For the data that follows, state how many lines hold the string "Gradient", giving the number by itself.

-.-.-

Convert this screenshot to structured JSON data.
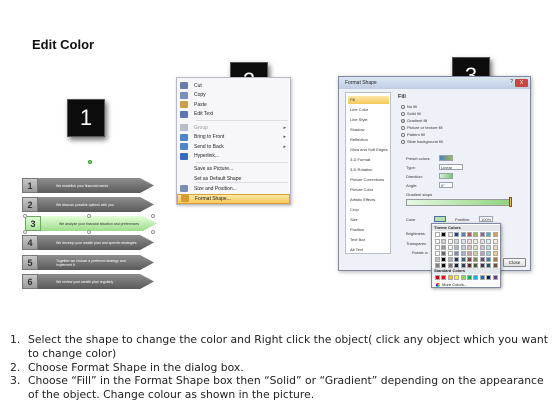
{
  "page": {
    "title": "Edit Color"
  },
  "badges": [
    "1",
    "2",
    "3"
  ],
  "step1": {
    "rows": [
      {
        "num": "1",
        "text": "We establish your financial needs",
        "selected": false
      },
      {
        "num": "2",
        "text": "We discuss possible options with you",
        "selected": false
      },
      {
        "num": "3",
        "text": "We analyze your financial situation and preferences",
        "selected": true
      },
      {
        "num": "4",
        "text": "We develop your wealth plan and specific strategies",
        "selected": false
      },
      {
        "num": "5",
        "text": "Together we choose a preferred strategy and implement it",
        "selected": false
      },
      {
        "num": "6",
        "text": "We review your wealth plan regularly",
        "selected": false
      }
    ]
  },
  "step2": {
    "menu": [
      {
        "label": "Cut",
        "icon": "scissors-icon",
        "color": "#6a7ea8",
        "dim": false,
        "arrow": false,
        "hl": false
      },
      {
        "label": "Copy",
        "icon": "copy-icon",
        "color": "#7c8fbc",
        "dim": false,
        "arrow": false,
        "hl": false
      },
      {
        "label": "Paste",
        "icon": "paste-icon",
        "color": "#c8a04a",
        "dim": false,
        "arrow": false,
        "hl": false
      },
      {
        "label": "Edit Text",
        "icon": "edit-text-icon",
        "color": "#5c77b0",
        "dim": false,
        "arrow": false,
        "hl": false
      },
      {
        "label": "Group",
        "icon": "group-icon",
        "color": "#b8bcc8",
        "dim": true,
        "arrow": true,
        "hl": false
      },
      {
        "label": "Bring to Front",
        "icon": "bring-front-icon",
        "color": "#4f86c6",
        "dim": false,
        "arrow": true,
        "hl": false
      },
      {
        "label": "Send to Back",
        "icon": "send-back-icon",
        "color": "#4f86c6",
        "dim": false,
        "arrow": true,
        "hl": false
      },
      {
        "label": "Hyperlink...",
        "icon": "hyperlink-icon",
        "color": "#3a6cc0",
        "dim": false,
        "arrow": false,
        "hl": false
      },
      {
        "label": "Save as Picture...",
        "icon": "",
        "color": "",
        "dim": false,
        "arrow": false,
        "hl": false
      },
      {
        "label": "Set as Default Shape",
        "icon": "",
        "color": "",
        "dim": false,
        "arrow": false,
        "hl": false
      },
      {
        "label": "Size and Position...",
        "icon": "size-position-icon",
        "color": "#7a8fb8",
        "dim": false,
        "arrow": false,
        "hl": false
      },
      {
        "label": "Format Shape...",
        "icon": "format-shape-icon",
        "color": "#d89b34",
        "dim": false,
        "arrow": false,
        "hl": true
      }
    ]
  },
  "step3": {
    "dialog_title": "Format Shape",
    "help": "?",
    "close_x": "X",
    "categories": [
      "Fill",
      "Line Color",
      "Line Style",
      "Shadow",
      "Reflection",
      "Glow and Soft Edges",
      "3-D Format",
      "3-D Rotation",
      "Picture Corrections",
      "Picture Color",
      "Artistic Effects",
      "Crop",
      "Size",
      "Position",
      "Text Box",
      "Alt Text"
    ],
    "pane_title": "Fill",
    "fill_options": [
      "No fill",
      "Solid fill",
      "Gradient fill",
      "Picture or texture fill",
      "Pattern fill",
      "Slide background fill"
    ],
    "selected_fill": "Gradient fill",
    "fields": {
      "preset": "Preset colors:",
      "type": "Type:",
      "type_value": "Linear",
      "direction": "Direction:",
      "angle": "Angle:",
      "angle_value": "0°",
      "stops": "Gradient stops",
      "color": "Color",
      "position": "Position:",
      "position_value": "100%",
      "brightness": "Brightness",
      "transparency": "Transparen",
      "rotate": "Rotate w"
    },
    "close_button": "Close",
    "palette": {
      "theme_header": "Theme Colors",
      "standard_header": "Standard Colors",
      "more": "More Colors...",
      "theme_top": [
        "#ffffff",
        "#000000",
        "#eeece1",
        "#1f497d",
        "#4f81bd",
        "#c0504d",
        "#9bbb59",
        "#8064a2",
        "#4bacc6",
        "#f79646"
      ],
      "standard": [
        "#c00000",
        "#ff0000",
        "#ffc000",
        "#ffff00",
        "#92d050",
        "#00b050",
        "#00b0f0",
        "#0070c0",
        "#002060",
        "#7030a0"
      ]
    }
  },
  "instructions": [
    {
      "num": "1.",
      "text": "Select the shape to change the color and Right click the object( click any object which you want to change color)"
    },
    {
      "num": "2.",
      "text": "Choose Format Shape in the dialog box."
    },
    {
      "num": "3.",
      "text": "Choose “Fill” in the Format Shape box then “Solid” or “Gradient” depending on the appearance of the object. Change colour as shown in the picture."
    }
  ]
}
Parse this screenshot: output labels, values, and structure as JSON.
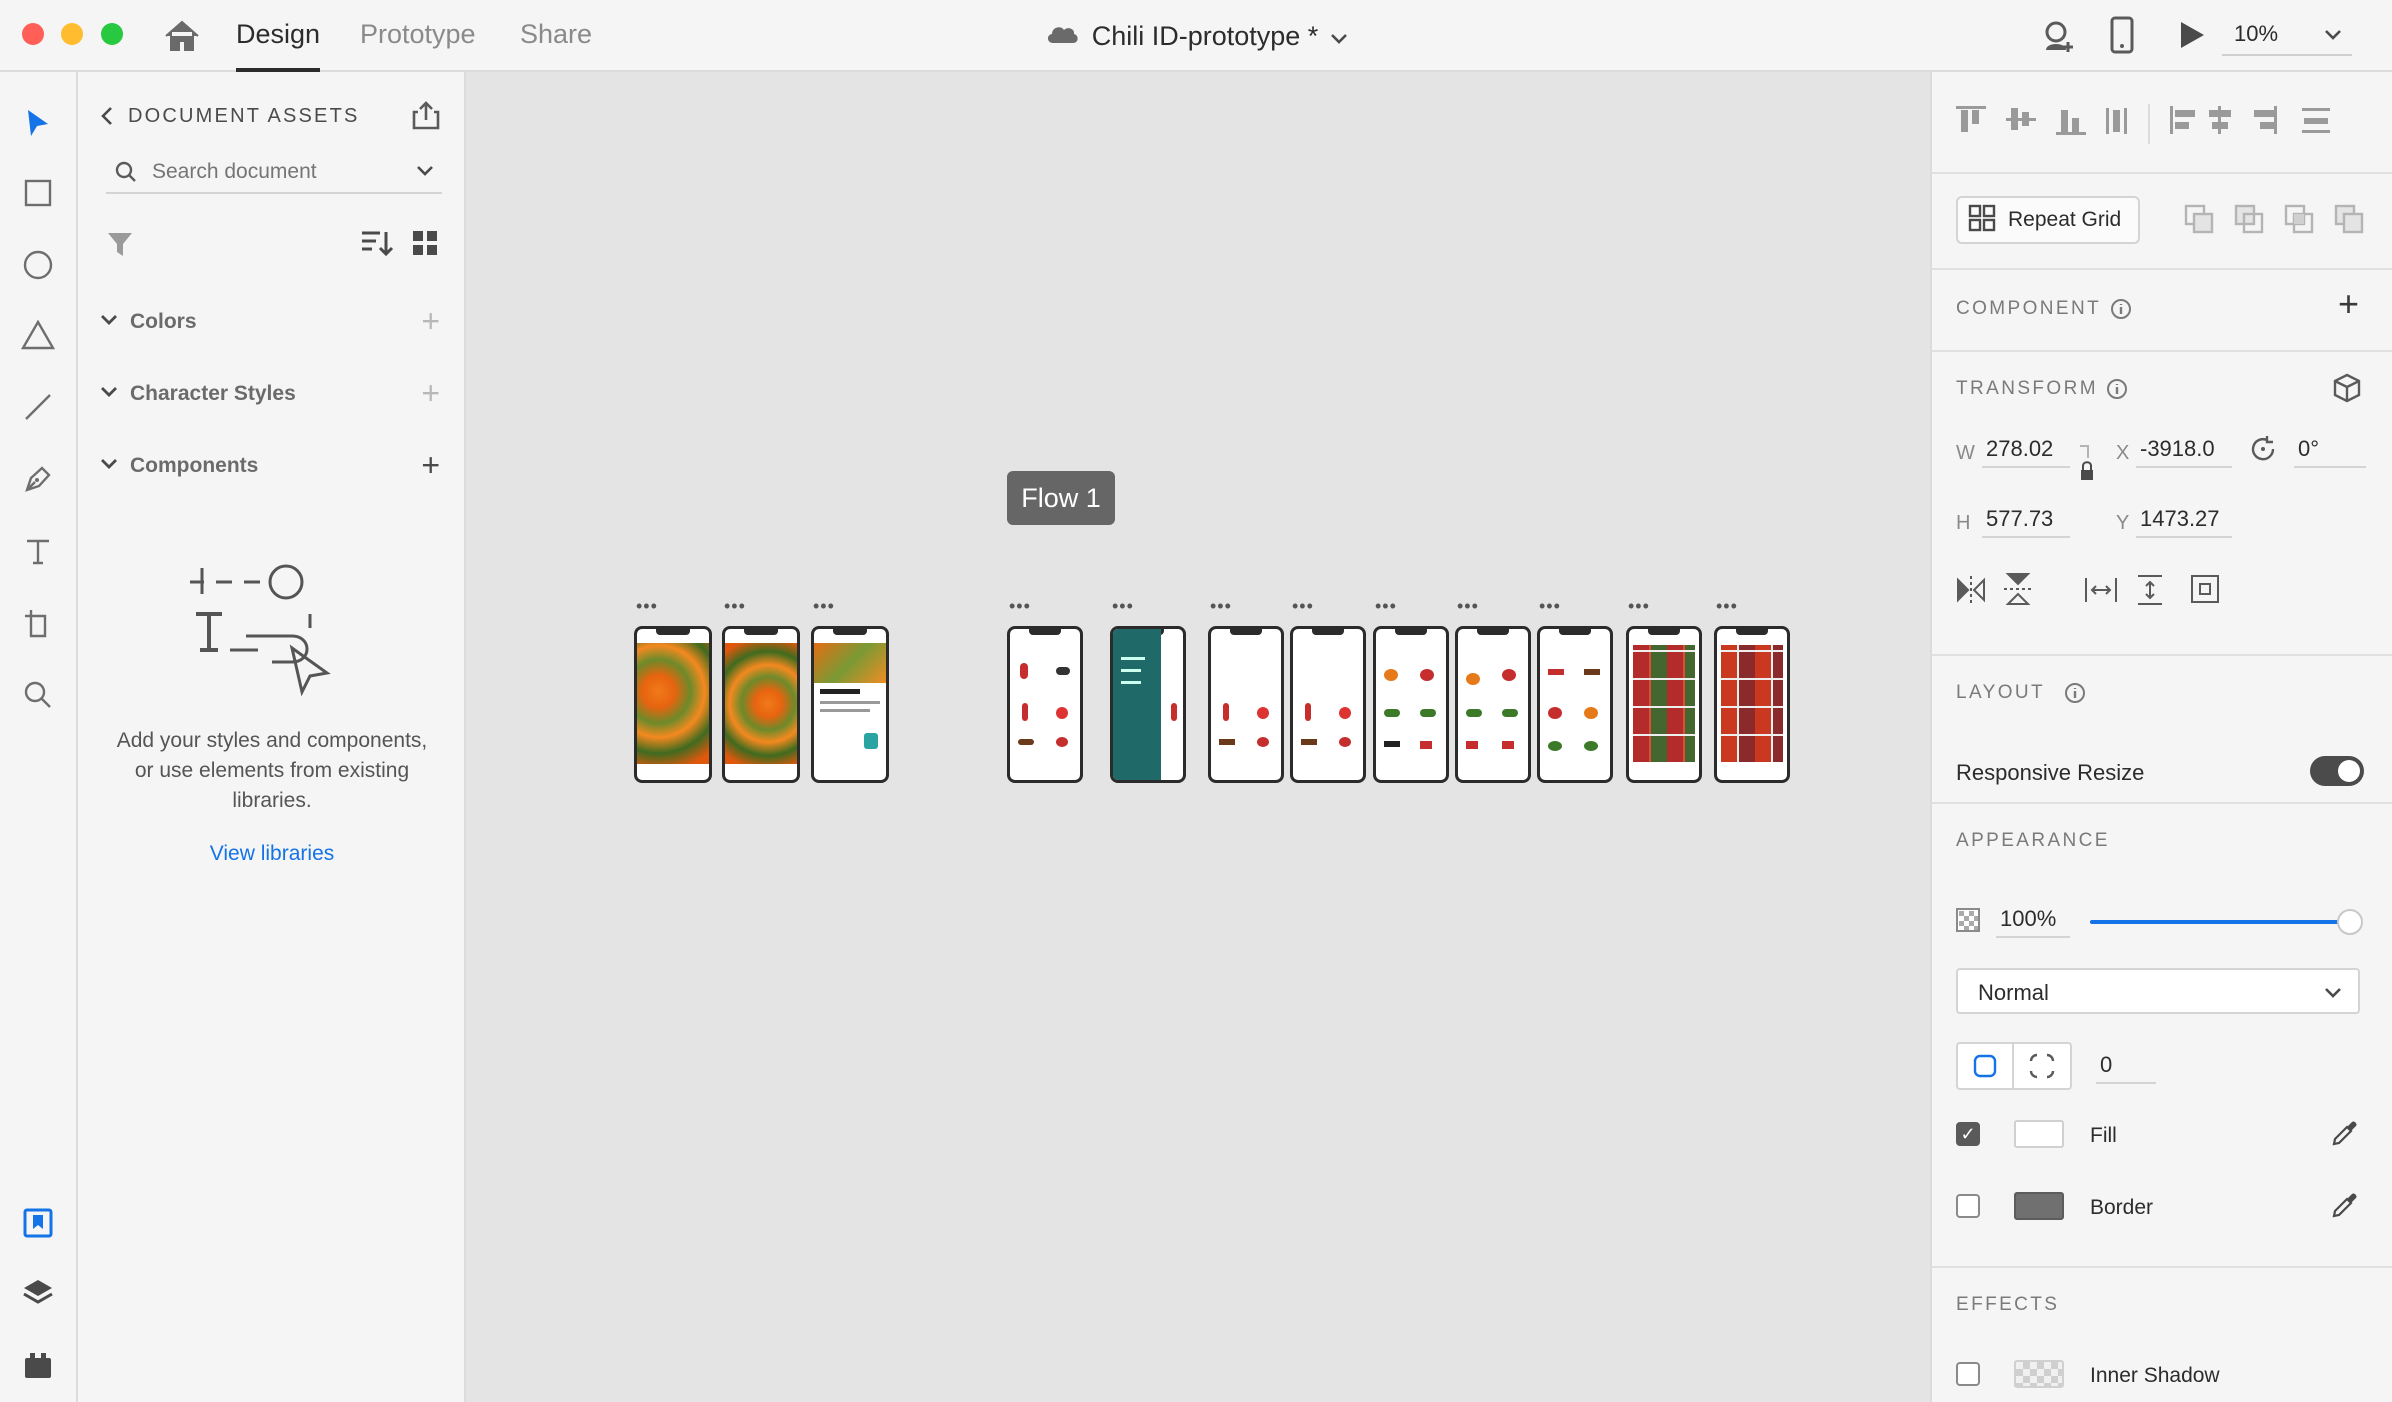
{
  "titlebar": {
    "tabs": [
      {
        "label": "Design",
        "active": true
      },
      {
        "label": "Prototype",
        "active": false
      },
      {
        "label": "Share",
        "active": false
      }
    ],
    "document_title": "Chili ID-prototype *",
    "zoom": "10%"
  },
  "tools": [
    "select-icon",
    "rectangle-icon",
    "ellipse-icon",
    "triangle-icon",
    "line-icon",
    "pen-icon",
    "text-icon",
    "artboard-icon",
    "zoom-tool-icon"
  ],
  "assets": {
    "header": "DOCUMENT ASSETS",
    "search_placeholder": "Search document",
    "sections": [
      {
        "label": "Colors"
      },
      {
        "label": "Character Styles"
      },
      {
        "label": "Components"
      }
    ],
    "empty_message_line1": "Add your styles and components,",
    "empty_message_line2": "or use elements from existing",
    "empty_message_line3": "libraries.",
    "view_libraries": "View libraries"
  },
  "canvas": {
    "flow_label": "Flow 1",
    "artboard_ellipsis": "•••"
  },
  "properties": {
    "repeat_grid": "Repeat Grid",
    "component_title": "COMPONENT",
    "transform_title": "TRANSFORM",
    "w_label": "W",
    "w_value": "278.02",
    "x_label": "X",
    "x_value": "-3918.0",
    "rotation_value": "0°",
    "h_label": "H",
    "h_value": "577.73",
    "y_label": "Y",
    "y_value": "1473.27",
    "layout_title": "LAYOUT",
    "responsive_resize": "Responsive Resize",
    "responsive_resize_on": true,
    "appearance_title": "APPEARANCE",
    "opacity_value": "100%",
    "opacity_fraction": 1.0,
    "blend_mode": "Normal",
    "corner_radius": "0",
    "fill_label": "Fill",
    "fill_checked": true,
    "fill_color": "#ffffff",
    "border_label": "Border",
    "border_checked": false,
    "border_color": "#707070",
    "effects_title": "EFFECTS",
    "inner_shadow_label": "Inner Shadow",
    "inner_shadow_checked": false
  },
  "colors": {
    "accent": "#1473e6",
    "toggle_on": "#4b4b4b",
    "traffic_red": "#ff5f57",
    "traffic_yellow": "#febc2e",
    "traffic_green": "#28c840"
  }
}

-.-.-

= Written response =
4